EXERCISE OBJECTIVE: Copy every line of the following data that includes the string "available".

(DATA IN THIS EXERCISE Opens)

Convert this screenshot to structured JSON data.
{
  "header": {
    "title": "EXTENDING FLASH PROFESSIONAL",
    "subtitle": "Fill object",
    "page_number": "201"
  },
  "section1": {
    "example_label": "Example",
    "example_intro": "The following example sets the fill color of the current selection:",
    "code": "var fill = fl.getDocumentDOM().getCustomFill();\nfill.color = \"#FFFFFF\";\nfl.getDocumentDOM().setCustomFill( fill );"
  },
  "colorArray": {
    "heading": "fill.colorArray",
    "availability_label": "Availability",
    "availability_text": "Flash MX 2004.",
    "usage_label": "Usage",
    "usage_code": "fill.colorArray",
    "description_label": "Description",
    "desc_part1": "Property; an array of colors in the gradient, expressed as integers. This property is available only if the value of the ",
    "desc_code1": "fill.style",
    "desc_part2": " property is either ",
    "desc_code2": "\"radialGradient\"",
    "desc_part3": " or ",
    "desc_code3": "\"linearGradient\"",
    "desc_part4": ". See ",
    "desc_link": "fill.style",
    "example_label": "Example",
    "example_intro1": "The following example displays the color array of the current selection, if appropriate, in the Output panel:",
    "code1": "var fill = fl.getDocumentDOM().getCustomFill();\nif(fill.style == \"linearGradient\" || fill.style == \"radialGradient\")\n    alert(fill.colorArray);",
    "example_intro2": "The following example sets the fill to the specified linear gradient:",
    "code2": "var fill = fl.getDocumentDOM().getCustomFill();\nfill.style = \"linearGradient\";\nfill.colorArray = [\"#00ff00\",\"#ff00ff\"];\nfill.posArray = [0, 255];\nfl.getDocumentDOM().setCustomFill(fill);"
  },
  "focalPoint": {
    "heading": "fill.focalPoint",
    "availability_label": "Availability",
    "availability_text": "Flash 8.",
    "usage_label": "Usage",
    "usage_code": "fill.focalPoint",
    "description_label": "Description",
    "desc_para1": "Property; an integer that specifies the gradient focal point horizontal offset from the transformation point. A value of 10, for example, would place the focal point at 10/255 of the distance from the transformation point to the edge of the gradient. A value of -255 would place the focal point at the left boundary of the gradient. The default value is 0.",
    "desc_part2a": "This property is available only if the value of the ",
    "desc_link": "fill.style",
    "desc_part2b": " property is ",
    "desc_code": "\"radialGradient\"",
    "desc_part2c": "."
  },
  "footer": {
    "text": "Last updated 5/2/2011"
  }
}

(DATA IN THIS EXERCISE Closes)

ANSWER TO THIS PROBLEM:
    "desc_part1": "Property; an array of colors in the gradient, expressed as integers. This property is available only if the value of the ",
    "desc_part2a": "This property is available only if the value of the ",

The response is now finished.